# Monthly Archive: May 2008

## LaTeX presentation and a couple of my .sty files

I did an Introduction to LaTeX for Linguistics at McGill today.

If you want to see the files that went into making it, you can download all of the presentation files. It is a beamer presentation.

Note: There was a problem with the display of the example of example numbering in the original version. Those who were present, and those who have a physical handout, know what I mean. It has been fixed here. Although I am not completely sure what the root cause of the problem was, changing the order of the includepackage commands in the preamble made everything work out.

In case it is interesting, I’ll also post my phtools.sty file, which is basically a package I wrote myself that just includes the other packages I usually use (in an appropriate order) and defines some common convenience macros I use. In there, I also refer to my syntaxarrows.sty file, which I wrote to help out when drawing arrows over a line of text. Both of those are just for informational purposes, you can think of them as unsupported alpha versions.

## More TextMate LaTeX language editing

When starting off with LaTeX, I defined the following convenience command in the all-purpose package I load with everything.

  \newcommand{\mot}[1]{\emph{#1}}


The idea is that inline linguistic examples would be marked with mot rather than \emph or \textit. Why? Well, they’re not emphatic. And just forcing the typeface seemed clunky. So, I decided that my markup should reflect the semantics. However, of course, in reality, the definition simply defines these as emphatic, but I could in principle change this later.

However, I can differentiate these things in my source files with the help of a small addition to the language definition in the LaTeX bundle (see also the previous post).

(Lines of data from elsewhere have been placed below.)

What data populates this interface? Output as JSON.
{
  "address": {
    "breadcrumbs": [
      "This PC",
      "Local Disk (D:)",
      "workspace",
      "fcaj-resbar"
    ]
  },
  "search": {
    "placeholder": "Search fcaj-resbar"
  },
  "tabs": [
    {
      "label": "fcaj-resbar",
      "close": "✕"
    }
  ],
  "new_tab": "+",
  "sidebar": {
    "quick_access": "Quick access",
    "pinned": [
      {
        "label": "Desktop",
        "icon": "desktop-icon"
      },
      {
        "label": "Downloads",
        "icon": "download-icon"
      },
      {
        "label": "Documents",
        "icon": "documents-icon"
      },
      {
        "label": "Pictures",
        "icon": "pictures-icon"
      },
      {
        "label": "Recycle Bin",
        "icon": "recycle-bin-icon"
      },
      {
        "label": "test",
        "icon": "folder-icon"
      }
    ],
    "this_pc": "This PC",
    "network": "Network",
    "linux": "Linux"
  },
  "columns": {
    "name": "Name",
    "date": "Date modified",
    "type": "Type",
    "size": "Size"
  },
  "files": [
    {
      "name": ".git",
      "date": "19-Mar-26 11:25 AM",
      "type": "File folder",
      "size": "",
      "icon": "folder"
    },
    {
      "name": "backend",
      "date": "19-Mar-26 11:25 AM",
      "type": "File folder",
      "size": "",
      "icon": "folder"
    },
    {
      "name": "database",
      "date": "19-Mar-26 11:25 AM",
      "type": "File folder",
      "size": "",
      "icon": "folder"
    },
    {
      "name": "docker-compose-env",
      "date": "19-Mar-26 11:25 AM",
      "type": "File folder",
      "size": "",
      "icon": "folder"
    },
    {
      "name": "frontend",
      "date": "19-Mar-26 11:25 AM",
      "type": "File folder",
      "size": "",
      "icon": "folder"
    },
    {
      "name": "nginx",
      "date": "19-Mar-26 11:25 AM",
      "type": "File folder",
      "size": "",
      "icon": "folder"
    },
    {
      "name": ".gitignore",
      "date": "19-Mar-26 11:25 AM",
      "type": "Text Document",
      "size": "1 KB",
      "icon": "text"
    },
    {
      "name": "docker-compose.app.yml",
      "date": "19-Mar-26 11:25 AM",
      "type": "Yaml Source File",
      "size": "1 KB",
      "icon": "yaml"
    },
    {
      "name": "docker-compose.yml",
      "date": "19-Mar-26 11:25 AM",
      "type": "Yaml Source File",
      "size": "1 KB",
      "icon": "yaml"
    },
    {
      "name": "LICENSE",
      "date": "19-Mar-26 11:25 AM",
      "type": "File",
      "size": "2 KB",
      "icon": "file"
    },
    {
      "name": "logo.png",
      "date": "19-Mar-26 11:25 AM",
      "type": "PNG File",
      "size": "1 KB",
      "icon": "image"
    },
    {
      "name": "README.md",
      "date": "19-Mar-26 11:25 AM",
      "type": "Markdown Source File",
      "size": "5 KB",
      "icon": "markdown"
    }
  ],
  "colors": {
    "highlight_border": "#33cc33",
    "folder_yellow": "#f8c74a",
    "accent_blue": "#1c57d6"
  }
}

		{	name = 'meta.function.mot.latex';
contentName = 'string.quoted.mot.latex';
comment = 'Added by Paul Hagstrom';
begin = '((\)mot)(\{)';
end = '\}';
beginCaptures = {
1 = { name = 'support.function.mot.latex'; };
2 = { name = 'punctuation.definition.function.latex'; };
3 = { name = 'punctuation.definition.mot.begin.latex'; };
};
endCaptures = { 0 = { name = 'punctuation.definition.mot.end.latex'; }; };
patterns = ( { include = '\$base'; } );
},


and, now, my \mot{}s are colored like a quoted string, which is really much more like what they are.

This is just a copy of the \emph rule, but with the name set to reflect a quoted string rather than italicized markup.

Nice to have a post-hoc benefit to that initial semantic decision.

## Adding a little bit to TextMate’s LaTeX bundle

I make use of the citation commands lifted from the style sheet from Semantics & Pragmatics, which defines some useful macros like \posscitet and \pgcitet. But TextMate’s LaTeX bundle, of course, doesn’t know about them.

I can’t claim to understand what I did, but if you go to the Bundle editor, turn down the disclosure arrow on the LaTeX bundle, select LaTeX (down the list a ways, with a grey “L” by it, for “language”), you can edit the language rules. I found the area that handles the citation commands and added these new ones.

About 75% of the way down the file, you’ll find the following line:

						(?:foot)?(?:full)?(?:no)?(?:short)?		# Function Name


I changed it to this:

						(?:foot)?(?:full)?(?:no)?(?:short)?(?:poss)?(?:pg)?		# Function Name


And now it seems to be picking up my \posscitet commands as well.